OK so the live blogging experiment was only partially successful (what can I say? I had a cold). But here, better late than never, is another post from our recent beer bloggers’ Czech trip.
In retrospect, some places seem fated to become what they are, drawn hopelessly to their destiny. I thought I knew the story of Plzen, but as with so many stories, the narrative is geological. Sometimes I’m a historian, but sometimes you have to be an archaeologist: if you gently scrape away the story on the surface, you find another one beneath, and maybe even one below that.
|Wonder if this is where my publisher got the idea for the horrid old cover of Man Walks into a Pub from?
Plzen (places in the Czech Republic have both German and Czech names, and when you’re there it starts to feel appropriate to use the Czech spelling) is synonymous with beer, and with the date 1842, when Josef Groll allegedly brewed the first golden lager, the style which eventually became known as Pilsner. That’s bollocks of course – there was golden lager before Groll – but there’s no denying the astonishing impact his intervention had on the beer world.
Legend has it that the circumstances leading up to Groll’s appointment saw the quality of the town’s beer deteriorate so badly that it was ceremonially poured down the drain in front of the town hall. Prior to this, the people of Plzen had had the right to brew themselves – a privilege not given lightly. After the ceremonial dumping of the beer, the city formed a burghers brewery, a collective venture that employed Groll and made history.
The clues to the layer beneath are there for all to see in that story. Why was beer so important to the citizens of Plzen? Why did they all have brewing rights?
And so you come back to fate and destiny.
Plzen lies in rolling, tree-lined Bohemian countryside. Naked, in the thirteenth century, it would have been one of those locations that screamed “Build on me!”, especially if you were looking to build a gaff that could be easily defended during centuries of almost constant warfare. Amid a confluence of rivers, stands a gentle, dome shaped hill. Town square on top of the hill, a cathedral in the middle of that with a 100-metre-high tower for observation, nice grid system of streets, a network of walls and moats at the bottom of the hill, and you’ve got a town that withstood fairly regular assault until 1618 and the opening exchanges of the Thirty Years War.
Why is this relevant to beer? Because that gentle hill is made of sandstone, easily excavated. And as soon as the town was granted its charter in 1295, the citizens began to dig. First cellars, then tunnels joining them up, and soon there was a 19km underground network inside the hill.
And according to the tour guide (not always reliable, but in this case very plausible), the initial reason for digging was storage for beer – in other words, lagering. All burghers had brewing rights, and it seems many used them. It backs up what Protzy has discovered talking to historic German breweries, that lagering goes back much longer than we thought.

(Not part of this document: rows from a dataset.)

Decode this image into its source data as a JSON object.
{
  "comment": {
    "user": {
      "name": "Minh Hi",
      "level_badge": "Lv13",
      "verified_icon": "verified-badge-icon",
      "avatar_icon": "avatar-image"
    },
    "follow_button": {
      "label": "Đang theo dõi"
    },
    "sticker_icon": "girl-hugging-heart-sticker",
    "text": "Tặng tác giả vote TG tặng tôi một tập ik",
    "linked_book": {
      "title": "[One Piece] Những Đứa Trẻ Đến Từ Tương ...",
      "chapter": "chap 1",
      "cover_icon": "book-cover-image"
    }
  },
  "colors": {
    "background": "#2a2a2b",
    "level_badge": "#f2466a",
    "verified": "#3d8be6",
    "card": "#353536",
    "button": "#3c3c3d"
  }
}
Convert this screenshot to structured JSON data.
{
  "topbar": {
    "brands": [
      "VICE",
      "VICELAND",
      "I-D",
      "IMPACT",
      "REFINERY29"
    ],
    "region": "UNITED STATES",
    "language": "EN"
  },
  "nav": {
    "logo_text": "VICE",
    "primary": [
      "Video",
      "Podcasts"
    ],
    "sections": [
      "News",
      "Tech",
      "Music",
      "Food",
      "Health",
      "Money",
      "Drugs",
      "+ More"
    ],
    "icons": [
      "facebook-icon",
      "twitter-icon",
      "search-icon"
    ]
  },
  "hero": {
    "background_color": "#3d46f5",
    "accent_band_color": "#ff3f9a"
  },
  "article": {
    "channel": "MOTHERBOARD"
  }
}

In the labyrinth beneath Plzen, there are even underground bars and restaurants, where people who brewed better beer than their neighbours sold it to them though holes in their cellar walls.
You can now go on a tour of the ‘Plzen historic underground’ starting at the town’s brewery museum. Thankfully the old man in Czech trousers who greets your hangover with traditional songs played on an accordion remains on the surface, and a sexy-librarian type tour guide issues hard hats (this is not just health and safety gone mad – you will smack your head) and guides you through 800 metres of tunnels and caves.
The sound of running water is constant. There are about 360 wells down here, providing the famous soft water that’s so important to Pilsner beer. The natural temperature is around five degrees Celsius. Among the many museum pieces are drinking vessels from down the centuries. Tin steins from the fifteenth century look pretty similar to anything you see in souvenir shops today.
|OK, the table’s from IKEA, but the tankard is over four centuries old.
All these factors – along with the treasured Saaz hops grown nearby – come together to make brewing great beer seem inevitable. Beer came to the Czech Republic with its first inhabitants – evidence of brewing and drinking has been found in the dwellings of early Teutons, Slavs and Celts, and by AD 922 the newly consecrated Bishop Vojtech was complaining about the scale of brewing in Brevnov monastery in Prague.
So Plzen was a hugely significant brewing city before Groll came along. In fact, that’s why they hired him – it was inconceivable that the city should have substandard beer after such a long brewing history. Plzen literally stands on its brewing heritage. The question is, what really happened to make such dramatic intervention necessary? Why did the burghers pool their collective brewing rights? Did the beer really deteriorate so badly it had to be poured away, or was the move simply a less dramatic reaction to the Industrial Revolution, an acknowledgement that brewing needed to happen on a bigger scale?
I don’t know, but in Plzen, nobody is saying anything to spoil the legend.